Okay, you've decided on some sounds that you want to use in your language, on a way to write the sounds, and on what sounds can go where; now it's time to start word-building.
Word building isn't as simple as picking a word from the dictionary and making up a pattern of sounds (don't worry, it's not as boring either). If you look in an English dictionary you will find many words that can be broken up into smaller words. For example, the word everybody can be split into the two words every and body. Even more often, you will find words that can be broken up into pieces that aren't actually full words. Indescribable can be broken down into in-, describe, and -able. You will notice that in- and -able, while not full words, still mean something (even if what they mean isn't exactly clear); the same word-parts appear in inadequate and readable and many other words.
These 'half words' are called affixes, and they build new words from simpler words. (There are also affixes that change properties of a word without changing what word it is, like English -s for plural, but we'll deal with those in the next section.) You'll almost certainly want some word-building affixes for your conlang. They give your vocabulary texture, and the more of them you have, the more words you can add to your vocabulary just by inventing one new simple word.
There are lots of different kinds of affixes, depending on how they change a word when they attach to it. Some simple techniques you can use:
- add onto the front of a word (like in-).
- add onto the end of a word (like -able).
- insert into the middle of a word (like hip-hop -iz- in house → hizouse).
- change part of a word (like goose → geese; of course that affix doesn't build a new word, but it shows another way an affix can work).
An affix may take different forms on different words, like -able that on some words becomes -ible. Sometimes the forms used on different words are so different that you might think of them as different affixes, that just happen to mean the same thing and apply to entirely different sets of words — like the plural affix in goose → geese, where for most English words the plural affix has the form -s or -es.
If you set up your word-building affixes to work the same way as in English, even if they use different sounds and attach differently, they'll still make your conlang feel similar to English. For example, if you have an affix equivalent to English un-, don't use it exactly the way English does. Experiment with it — you might have no word for "bad", but have "ungood" instead; maybe have a word for "uncommon" that doesn't use the "un-", in the same way "bad" isn't "ungood".

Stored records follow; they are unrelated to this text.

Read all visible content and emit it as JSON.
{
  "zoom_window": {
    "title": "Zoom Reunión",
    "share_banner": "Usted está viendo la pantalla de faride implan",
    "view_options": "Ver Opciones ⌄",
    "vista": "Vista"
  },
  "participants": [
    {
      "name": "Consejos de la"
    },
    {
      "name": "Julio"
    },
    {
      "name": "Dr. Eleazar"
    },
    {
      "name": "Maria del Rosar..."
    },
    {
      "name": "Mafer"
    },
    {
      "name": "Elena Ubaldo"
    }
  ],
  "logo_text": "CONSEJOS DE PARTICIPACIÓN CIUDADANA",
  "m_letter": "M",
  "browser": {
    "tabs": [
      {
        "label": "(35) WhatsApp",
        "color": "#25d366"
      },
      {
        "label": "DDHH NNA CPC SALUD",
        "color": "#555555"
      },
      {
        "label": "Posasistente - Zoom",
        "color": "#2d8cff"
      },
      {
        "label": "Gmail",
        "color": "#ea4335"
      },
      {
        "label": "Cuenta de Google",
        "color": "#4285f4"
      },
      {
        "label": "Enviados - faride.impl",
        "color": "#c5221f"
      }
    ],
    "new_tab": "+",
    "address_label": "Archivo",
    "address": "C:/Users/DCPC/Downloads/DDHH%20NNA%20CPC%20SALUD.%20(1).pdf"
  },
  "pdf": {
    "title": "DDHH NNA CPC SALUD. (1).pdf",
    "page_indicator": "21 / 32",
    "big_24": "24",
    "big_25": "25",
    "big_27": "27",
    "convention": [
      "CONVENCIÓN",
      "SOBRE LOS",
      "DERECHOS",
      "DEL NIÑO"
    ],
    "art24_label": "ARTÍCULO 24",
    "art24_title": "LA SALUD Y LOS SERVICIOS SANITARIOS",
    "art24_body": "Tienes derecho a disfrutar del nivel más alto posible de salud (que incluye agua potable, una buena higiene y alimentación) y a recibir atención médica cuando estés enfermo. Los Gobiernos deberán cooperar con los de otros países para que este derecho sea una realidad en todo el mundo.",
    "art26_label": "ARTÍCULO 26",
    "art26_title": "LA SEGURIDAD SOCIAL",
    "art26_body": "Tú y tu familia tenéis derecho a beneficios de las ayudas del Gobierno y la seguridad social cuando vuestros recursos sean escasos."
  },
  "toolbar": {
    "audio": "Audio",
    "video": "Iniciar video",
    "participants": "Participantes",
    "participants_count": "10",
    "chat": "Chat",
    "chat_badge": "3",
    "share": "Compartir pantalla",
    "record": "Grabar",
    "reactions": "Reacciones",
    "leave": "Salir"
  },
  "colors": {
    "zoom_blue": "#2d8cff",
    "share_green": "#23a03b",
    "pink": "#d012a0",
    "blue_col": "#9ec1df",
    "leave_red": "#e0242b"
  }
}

The English word manual comes from the Latin word manus, which means "hand". Right? Well, sort of. Latin is a language with relatively few different words, so each word has to do a lot of work. The Latin word manus does mean "hand", the part of the human anatomy; but it also means "fist"; "handwriting"; "finishing touch"; "workmanship"; "team"; "gang"; "band of soldiers"; and "trunk", the part of the anatomy of an elephant. The English language has a tremendous number of different words, so the average word doesn't have to do nearly as much — but especially basic and common words may still have a fairly wide range of meanings, and the English word hand is like that; it can mean everything from a person's handwriting (like in Latin), or the pointy bits on a clock face, to the set of cards that a player holds in a card game. (Compare: Latin manus, English hand.)
No word in one natlang means exactly the same thing as any word in another natlang. To keep your conlang from feeling like English, don't give it words for just the same concepts as in English. Try to invent words that have the meanings of more than one English word, or are more specific than English words. Even better are words that fall between levels of description in English. For example, you might create a word that means "a four-legged hairy animal", to cover dog as well as horse, but not as much as mammal or animal. Think about a whole set of related or similar things (for instance, colors, animals, or family relationships), and how your language can divide that mass of reality into manageable parts in a different way than English.
You can even create words for concepts that are only very clumsily expressed in English, such as: that awkward situation when something has happened, which is known to more than one present party, which neither wish to speak about, and suddenly they have nothing to say to each other. Another word could mean the same thing, but with another, unknowing party present, who senses a weird atmosphere between the other parties.
Part of the challenge of conlanging — whether you're building an artlang, engelang, or auxlang — is that you won't really know how your language is going to feel until you've got enough of it together to start saying interesting things in it. (That's also one reason why conlangers may tend to keep tinkering with their creations.) So how can you tell, early in building your vocabulary, whether it will come out too much like English? Well, as a rule of thumb, building a vocabulary of a hundred words or so should be a pretty massive job — done properly, it's a major milestone, like a small company landing its first big client — and each additional hundred words should be heavy work as well. If you easily reach, say, a thousand words, you're probably in real danger of producing a conlang that will always feel too much like your native language, no matter what sounds and grammar you give it.